Hmm... I know that I can't function well under pressure; I do my worst when I'm taking a test or trying to demonstrate something to people. I'm also prone to panic attacks. So it's a bit of a surprise to realise that in an actual crisis such as a car accident, I'm the calmest person on the scene. I tend to be not scared at all, but just practical. That doesn't mean I can think in sudden chaos to do the right thing; it just means it's stray thoughts and cultural gunk, not emotion, that's getting in my way.
I'm exactly the same way. I tend to think of it as my brain constantly generating worse-case situations and iterating over possible solutions, no matter how far-fetched or distractingly detrimental to daily life the approach may be. But then when physical crisis situations hit, I am on some base level not delayed by the shock/surprise reaction most people who *don't* anxiously replay stuff All The Time seem to have (and some current research in anxiety and personality types seems to agree.)
The issue for me is how draining it is *afterward*; for all of my calm handling of emergencies, I'm often a mess that needs to be taken care of myself later, and thus couldn't manage fire/rescue/emt/ER-tech career paths.
|Date:||April 30th, 2011 04:37 am (UTC)|| |
Actually, I seem to be just completely unaffected. I'm not bothered later.
I have learned I am slightly Islamaphobic. I am comfortable being around Muslims at work. The sight of a woman wearing a full abaya/chador/burqa complete with full face veil does not freak me out. I am fully aware that Muslim terrorists are few and far between and in no way represent the majority of Muslims.

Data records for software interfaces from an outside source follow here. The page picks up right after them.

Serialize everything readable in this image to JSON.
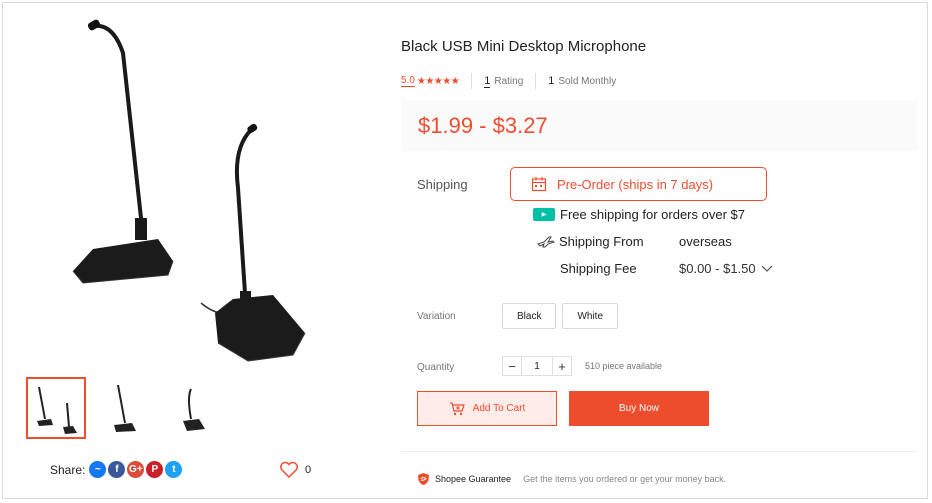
{
  "product": {
    "title": "Black USB Mini Desktop Microphone",
    "rating_score": "5.0",
    "stars": "★★★★★",
    "rating_count": "1",
    "rating_label": "Rating",
    "sold_count": "1",
    "sold_label": "Sold Monthly",
    "price": "$1.99 - $3.27"
  },
  "gallery": {
    "main_image_icon": "microphone-product-image",
    "thumbnails": [
      "two-microphones-thumbnail",
      "tall-microphone-thumbnail",
      "short-microphone-thumbnail"
    ]
  },
  "share": {
    "label": "Share:",
    "icons": [
      {
        "name": "messenger-icon",
        "glyph": "~",
        "color": "#1877f2"
      },
      {
        "name": "facebook-icon",
        "glyph": "f",
        "color": "#3b5998"
      },
      {
        "name": "google-plus-icon",
        "glyph": "G+",
        "color": "#dd4b39"
      },
      {
        "name": "pinterest-icon",
        "glyph": "P",
        "color": "#cb2027"
      },
      {
        "name": "twitter-icon",
        "glyph": "t",
        "color": "#1da1f2"
      }
    ],
    "like_count": "0"
  },
  "shipping": {
    "label": "Shipping",
    "preorder": "Pre-Order (ships in 7 days)",
    "free_shipping": "Free shipping for orders over $7",
    "from_label": "Shipping From",
    "from_value": "overseas",
    "fee_label": "Shipping Fee",
    "fee_value": "$0.00 - $1.50"
  },
  "variation": {
    "label": "Variation",
    "options": [
      "Black",
      "White"
    ]
  },
  "quantity": {
    "label": "Quantity",
    "minus": "−",
    "value": "1",
    "plus": "+",
    "available": "510 piece available"
  },
  "actions": {
    "add_to_cart": "Add To Cart",
    "buy_now": "Buy Now"
  },
  "guarantee": {
    "title": "Shopee Guarantee",
    "description": "Get the items you ordered or get your money back."
  },
  "colors": {
    "accent": "#ee4d2d",
    "free_shipping_badge": "#00bfa5"
  }
}
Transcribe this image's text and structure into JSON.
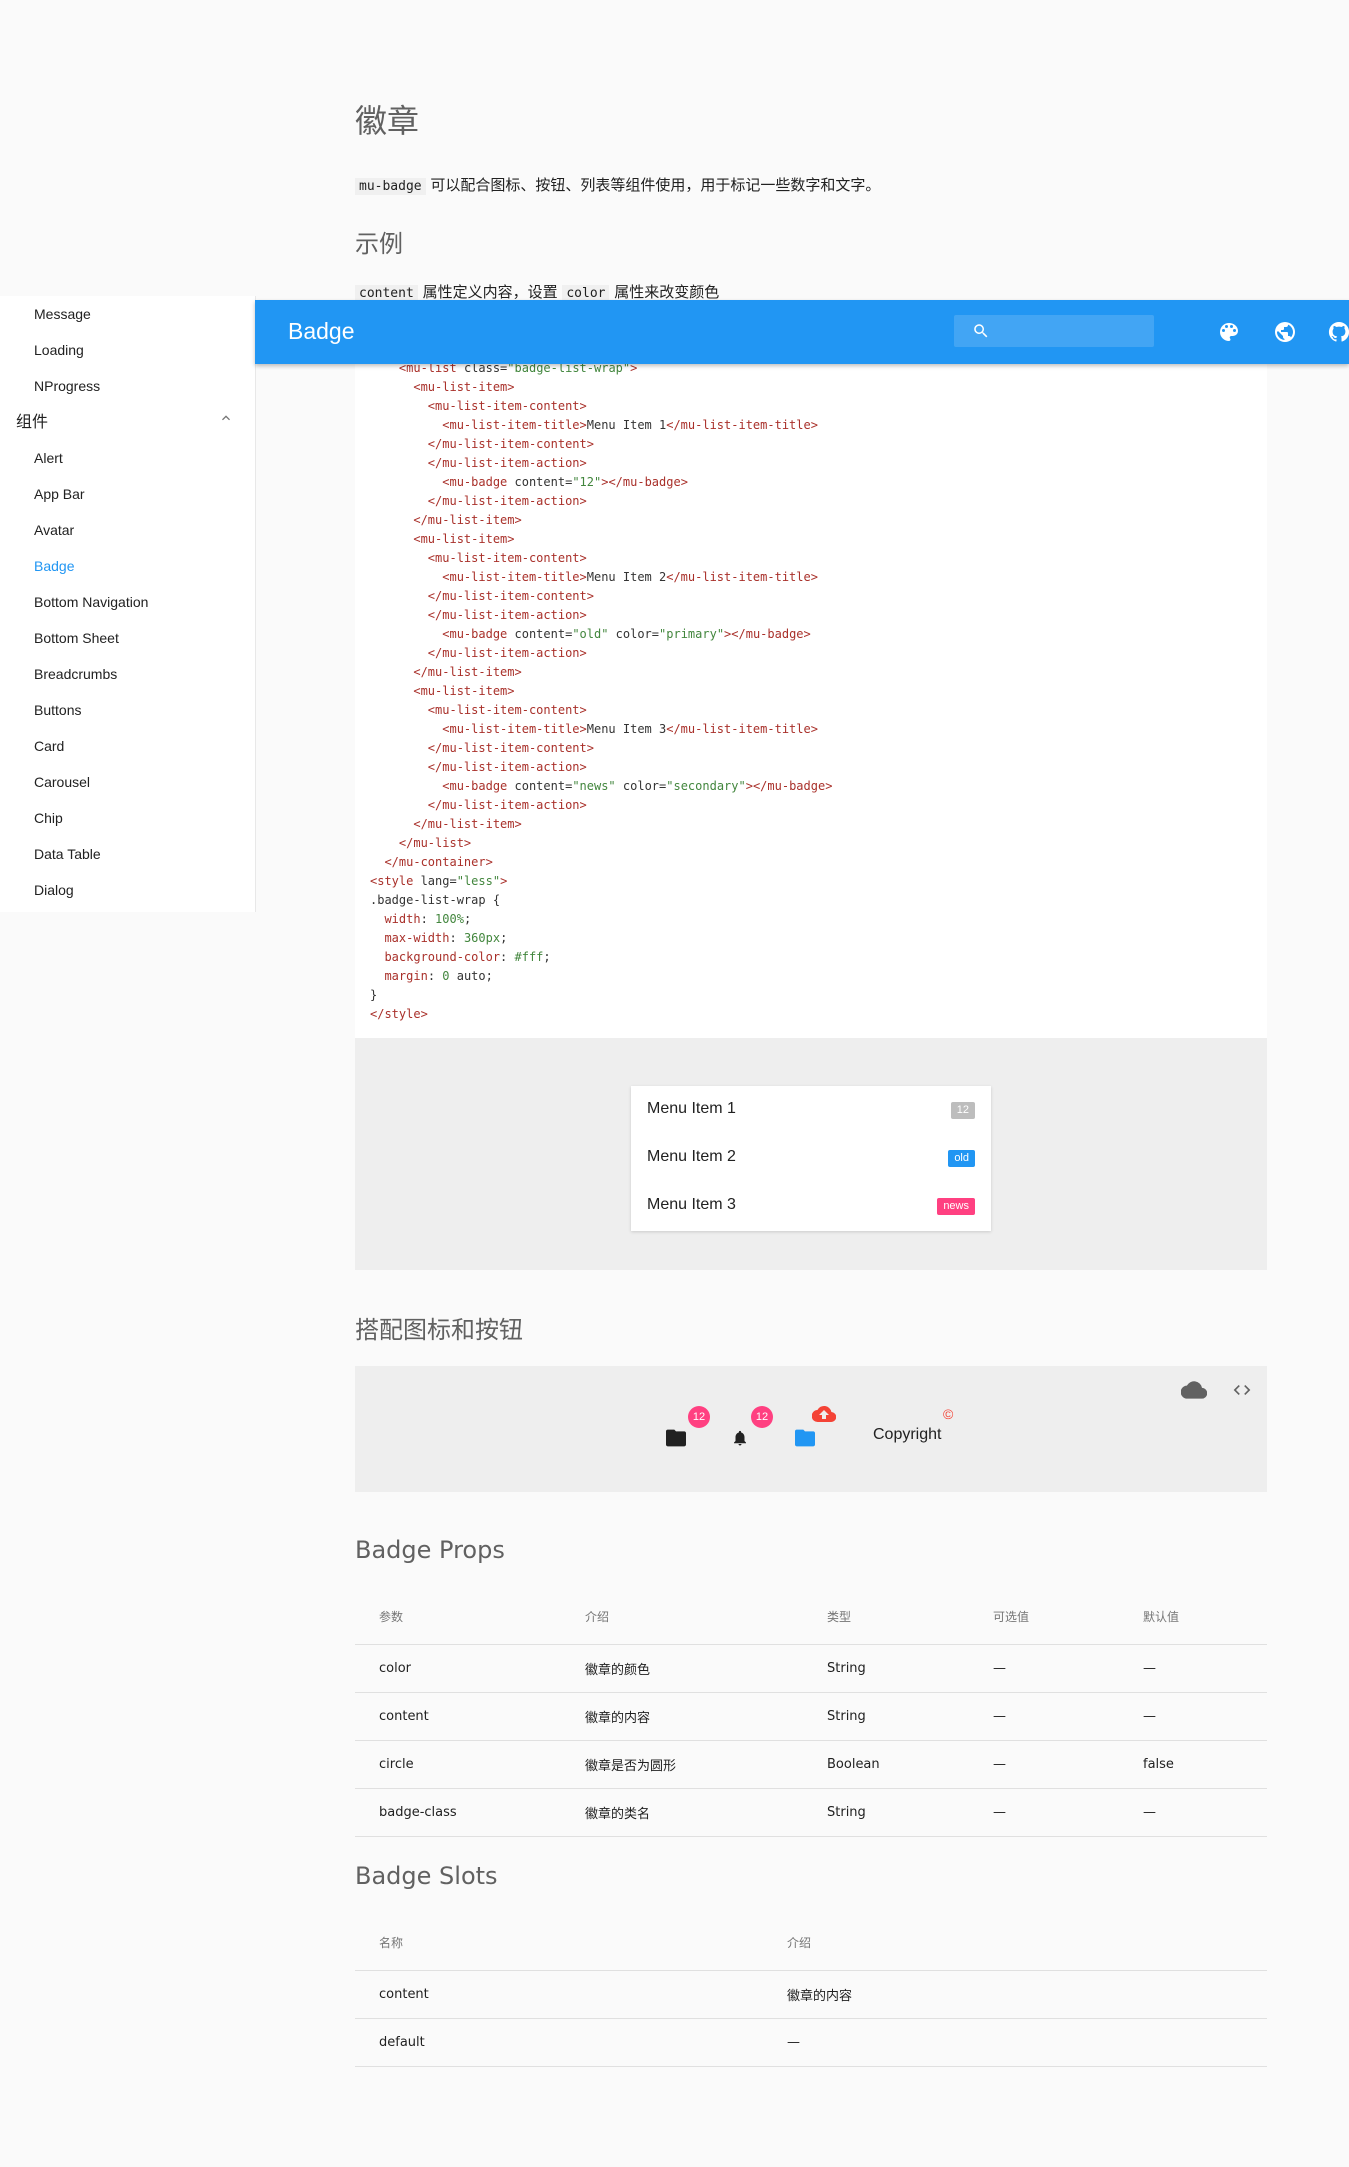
{
  "page": {
    "title": "徽章",
    "intro_code": "mu-badge",
    "intro_text": " 可以配合图标、按钮、列表等组件使用，用于标记一些数字和文字。",
    "example_heading": "示例",
    "example_code1": "content",
    "example_text1": " 属性定义内容，设置 ",
    "example_code2": "color",
    "example_text2": " 属性来改变颜色"
  },
  "sidebar": {
    "items_top": [
      "Message",
      "Loading",
      "NProgress"
    ],
    "group_label": "组件",
    "items": [
      "Alert",
      "App Bar",
      "Avatar",
      "Badge",
      "Bottom Navigation",
      "Bottom Sheet",
      "Breadcrumbs",
      "Buttons",
      "Card",
      "Carousel",
      "Chip",
      "Data Table",
      "Dialog"
    ],
    "active": "Badge"
  },
  "appbar": {
    "title": "Badge",
    "search_placeholder": "",
    "icons": [
      "palette-icon",
      "globe-icon",
      "github-icon"
    ]
  },
  "demo1": {
    "rows": [
      {
        "label": "Menu Item 1",
        "badge": "12",
        "color": "#bdbdbd"
      },
      {
        "label": "Menu Item 2",
        "badge": "old",
        "color": "#2196f3"
      },
      {
        "label": "Menu Item 3",
        "badge": "news",
        "color": "#ff4081"
      }
    ]
  },
  "demo2": {
    "heading": "搭配图标和按钮",
    "badge1": "12",
    "badge2": "12",
    "copyright_label": "Copyright",
    "copyright_mark": "©"
  },
  "props": {
    "heading": "Badge Props",
    "columns": [
      "参数",
      "介绍",
      "类型",
      "可选值",
      "默认值"
    ],
    "rows": [
      [
        "color",
        "徽章的颜色",
        "String",
        "—",
        "—"
      ],
      [
        "content",
        "徽章的内容",
        "String",
        "—",
        "—"
      ],
      [
        "circle",
        "徽章是否为圆形",
        "Boolean",
        "—",
        "false"
      ],
      [
        "badge-class",
        "徽章的类名",
        "String",
        "—",
        "—"
      ]
    ]
  },
  "slots": {
    "heading": "Badge Slots",
    "columns": [
      "名称",
      "介绍"
    ],
    "rows": [
      [
        "content",
        "徽章的内容"
      ],
      [
        "default",
        "—"
      ]
    ]
  },
  "colors": {
    "primary": "#2196f3",
    "secondary": "#ff4081",
    "default_badge": "#bdbdbd"
  }
}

My Islamaphobia is much more subtle. When a friend of mine mentioned visiting an Islamic museum, I became uncomfortable. I feared I would be expected to cover my hair, which would be difficult for me since I do not own a hijab and have lots of very long, thick hair. It took my friend five minutes to calm me down. She repeatedly explained that I did not have to cover my hair, because we were not visiting a mosque, but a museum. I just assumed that all Muslims would be severely offended if a woman went into any Muslim space without covering her hair and otherwise conforming to Islamic behavior codes.